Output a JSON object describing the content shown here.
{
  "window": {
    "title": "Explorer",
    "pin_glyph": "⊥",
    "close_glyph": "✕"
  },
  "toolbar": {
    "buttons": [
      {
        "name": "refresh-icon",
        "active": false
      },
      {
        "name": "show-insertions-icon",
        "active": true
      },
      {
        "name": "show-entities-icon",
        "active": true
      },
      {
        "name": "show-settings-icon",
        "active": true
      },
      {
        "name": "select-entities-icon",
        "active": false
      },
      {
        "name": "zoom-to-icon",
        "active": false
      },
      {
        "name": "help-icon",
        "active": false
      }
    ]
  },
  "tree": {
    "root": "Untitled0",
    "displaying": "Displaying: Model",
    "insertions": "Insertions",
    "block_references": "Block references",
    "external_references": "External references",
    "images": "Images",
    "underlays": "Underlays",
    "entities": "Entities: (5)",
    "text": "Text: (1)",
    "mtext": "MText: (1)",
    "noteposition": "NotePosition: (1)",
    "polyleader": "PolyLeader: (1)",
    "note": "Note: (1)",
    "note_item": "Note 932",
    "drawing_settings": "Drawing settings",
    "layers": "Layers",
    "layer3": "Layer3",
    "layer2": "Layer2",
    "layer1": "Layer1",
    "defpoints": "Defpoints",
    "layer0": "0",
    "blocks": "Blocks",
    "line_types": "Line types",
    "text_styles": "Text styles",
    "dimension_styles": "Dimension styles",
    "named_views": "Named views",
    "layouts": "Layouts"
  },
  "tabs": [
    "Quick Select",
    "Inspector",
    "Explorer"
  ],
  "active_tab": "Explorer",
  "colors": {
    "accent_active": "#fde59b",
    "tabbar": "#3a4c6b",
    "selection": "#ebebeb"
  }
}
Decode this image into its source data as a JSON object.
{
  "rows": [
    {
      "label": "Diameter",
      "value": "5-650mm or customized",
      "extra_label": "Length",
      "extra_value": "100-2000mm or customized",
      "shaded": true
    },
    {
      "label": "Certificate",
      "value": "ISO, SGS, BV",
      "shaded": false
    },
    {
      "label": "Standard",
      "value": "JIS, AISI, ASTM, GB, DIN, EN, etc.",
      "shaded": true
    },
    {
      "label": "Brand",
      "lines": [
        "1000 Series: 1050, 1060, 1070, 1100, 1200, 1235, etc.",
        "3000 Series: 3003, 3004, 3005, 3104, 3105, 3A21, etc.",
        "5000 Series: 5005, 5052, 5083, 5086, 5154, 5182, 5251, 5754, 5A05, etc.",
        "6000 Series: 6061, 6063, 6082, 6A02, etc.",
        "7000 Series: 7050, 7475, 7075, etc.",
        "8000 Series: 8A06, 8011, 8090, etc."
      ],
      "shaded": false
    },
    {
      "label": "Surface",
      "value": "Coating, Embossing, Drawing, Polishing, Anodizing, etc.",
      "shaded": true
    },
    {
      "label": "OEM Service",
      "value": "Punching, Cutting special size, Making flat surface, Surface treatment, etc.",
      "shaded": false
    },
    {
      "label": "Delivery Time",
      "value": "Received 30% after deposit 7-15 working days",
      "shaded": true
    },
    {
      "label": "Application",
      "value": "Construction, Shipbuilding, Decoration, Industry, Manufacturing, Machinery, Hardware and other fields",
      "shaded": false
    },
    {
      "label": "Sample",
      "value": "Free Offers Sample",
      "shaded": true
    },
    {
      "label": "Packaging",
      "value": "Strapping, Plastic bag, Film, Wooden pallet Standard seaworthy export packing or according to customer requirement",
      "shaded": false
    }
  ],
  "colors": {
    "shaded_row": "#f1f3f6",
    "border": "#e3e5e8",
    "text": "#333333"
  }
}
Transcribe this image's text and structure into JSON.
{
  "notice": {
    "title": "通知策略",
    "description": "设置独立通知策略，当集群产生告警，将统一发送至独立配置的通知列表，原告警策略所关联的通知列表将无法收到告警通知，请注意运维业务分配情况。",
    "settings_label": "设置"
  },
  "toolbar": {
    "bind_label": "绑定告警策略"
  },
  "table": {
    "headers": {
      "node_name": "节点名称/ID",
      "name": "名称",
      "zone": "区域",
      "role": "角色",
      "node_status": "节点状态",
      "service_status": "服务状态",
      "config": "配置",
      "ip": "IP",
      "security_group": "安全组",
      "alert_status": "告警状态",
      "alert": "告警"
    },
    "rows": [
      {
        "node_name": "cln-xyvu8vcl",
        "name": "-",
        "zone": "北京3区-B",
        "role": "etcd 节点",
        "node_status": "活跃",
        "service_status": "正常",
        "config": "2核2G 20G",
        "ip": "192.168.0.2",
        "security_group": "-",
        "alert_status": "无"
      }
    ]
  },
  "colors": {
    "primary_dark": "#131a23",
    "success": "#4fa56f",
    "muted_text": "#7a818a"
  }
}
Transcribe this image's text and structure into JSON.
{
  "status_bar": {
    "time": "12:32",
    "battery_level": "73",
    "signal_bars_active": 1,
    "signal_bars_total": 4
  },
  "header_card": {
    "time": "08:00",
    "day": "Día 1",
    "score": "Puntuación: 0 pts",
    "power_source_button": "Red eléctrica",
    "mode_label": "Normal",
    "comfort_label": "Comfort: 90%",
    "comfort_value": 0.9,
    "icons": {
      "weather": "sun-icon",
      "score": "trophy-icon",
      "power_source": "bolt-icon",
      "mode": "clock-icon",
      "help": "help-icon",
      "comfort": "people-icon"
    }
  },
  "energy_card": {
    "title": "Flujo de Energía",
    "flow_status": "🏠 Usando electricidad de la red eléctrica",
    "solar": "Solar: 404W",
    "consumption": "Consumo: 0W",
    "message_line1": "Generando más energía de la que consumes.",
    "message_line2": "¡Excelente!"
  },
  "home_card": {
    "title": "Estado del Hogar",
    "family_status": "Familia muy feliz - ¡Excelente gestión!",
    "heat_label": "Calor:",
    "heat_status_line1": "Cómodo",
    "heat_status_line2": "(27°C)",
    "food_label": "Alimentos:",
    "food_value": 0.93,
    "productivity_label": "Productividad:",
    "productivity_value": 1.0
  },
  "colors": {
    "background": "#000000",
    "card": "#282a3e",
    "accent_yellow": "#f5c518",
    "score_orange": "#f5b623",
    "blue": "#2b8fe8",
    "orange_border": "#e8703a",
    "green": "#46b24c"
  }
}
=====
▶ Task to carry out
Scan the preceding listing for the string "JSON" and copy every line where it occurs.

▶ Written answer
Output a JSON object describing the content shown here.
Decode this image into its source data as a JSON object.
Transcribe this image's text and structure into JSON.
Transcribe this image's text and structure into JSON.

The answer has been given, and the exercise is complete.